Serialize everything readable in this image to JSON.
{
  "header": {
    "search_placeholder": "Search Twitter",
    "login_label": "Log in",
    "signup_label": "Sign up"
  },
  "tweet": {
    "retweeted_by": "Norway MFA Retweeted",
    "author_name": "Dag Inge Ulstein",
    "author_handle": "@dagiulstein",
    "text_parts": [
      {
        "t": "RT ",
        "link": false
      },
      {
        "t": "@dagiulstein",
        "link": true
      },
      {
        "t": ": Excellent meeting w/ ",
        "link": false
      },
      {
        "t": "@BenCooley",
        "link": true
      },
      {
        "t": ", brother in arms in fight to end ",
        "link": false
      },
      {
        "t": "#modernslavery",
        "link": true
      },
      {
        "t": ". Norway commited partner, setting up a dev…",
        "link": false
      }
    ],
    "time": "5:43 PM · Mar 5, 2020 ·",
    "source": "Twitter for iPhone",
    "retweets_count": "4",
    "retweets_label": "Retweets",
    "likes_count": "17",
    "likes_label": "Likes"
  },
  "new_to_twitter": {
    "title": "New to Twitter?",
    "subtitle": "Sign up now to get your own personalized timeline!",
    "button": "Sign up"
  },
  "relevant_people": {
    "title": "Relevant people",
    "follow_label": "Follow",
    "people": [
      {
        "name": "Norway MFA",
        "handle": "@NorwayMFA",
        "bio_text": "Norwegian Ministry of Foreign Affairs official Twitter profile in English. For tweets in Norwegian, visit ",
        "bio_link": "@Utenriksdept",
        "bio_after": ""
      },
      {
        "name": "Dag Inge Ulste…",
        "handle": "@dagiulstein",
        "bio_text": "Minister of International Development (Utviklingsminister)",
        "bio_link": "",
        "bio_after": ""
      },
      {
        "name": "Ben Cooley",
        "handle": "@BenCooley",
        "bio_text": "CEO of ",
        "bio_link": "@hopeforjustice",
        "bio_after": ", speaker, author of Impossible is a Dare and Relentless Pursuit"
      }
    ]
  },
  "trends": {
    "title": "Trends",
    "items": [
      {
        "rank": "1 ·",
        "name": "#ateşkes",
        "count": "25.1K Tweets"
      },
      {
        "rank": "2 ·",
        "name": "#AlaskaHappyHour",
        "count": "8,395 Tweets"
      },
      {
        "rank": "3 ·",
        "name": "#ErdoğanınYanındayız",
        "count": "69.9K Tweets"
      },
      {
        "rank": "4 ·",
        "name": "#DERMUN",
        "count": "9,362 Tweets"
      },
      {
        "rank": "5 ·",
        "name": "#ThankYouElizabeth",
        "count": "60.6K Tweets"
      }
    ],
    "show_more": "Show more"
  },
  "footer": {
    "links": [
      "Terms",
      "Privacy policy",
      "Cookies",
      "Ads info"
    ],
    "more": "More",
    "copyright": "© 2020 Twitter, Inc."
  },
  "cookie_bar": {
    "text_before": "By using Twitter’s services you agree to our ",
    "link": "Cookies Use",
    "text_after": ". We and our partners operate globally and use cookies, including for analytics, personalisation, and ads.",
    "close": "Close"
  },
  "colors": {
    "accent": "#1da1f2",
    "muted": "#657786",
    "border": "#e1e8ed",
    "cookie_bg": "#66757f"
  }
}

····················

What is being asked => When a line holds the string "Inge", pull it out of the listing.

Written solution =>
    "author_name": "Dag Inge Ulstein",
        "name": "Dag Inge Ulste…",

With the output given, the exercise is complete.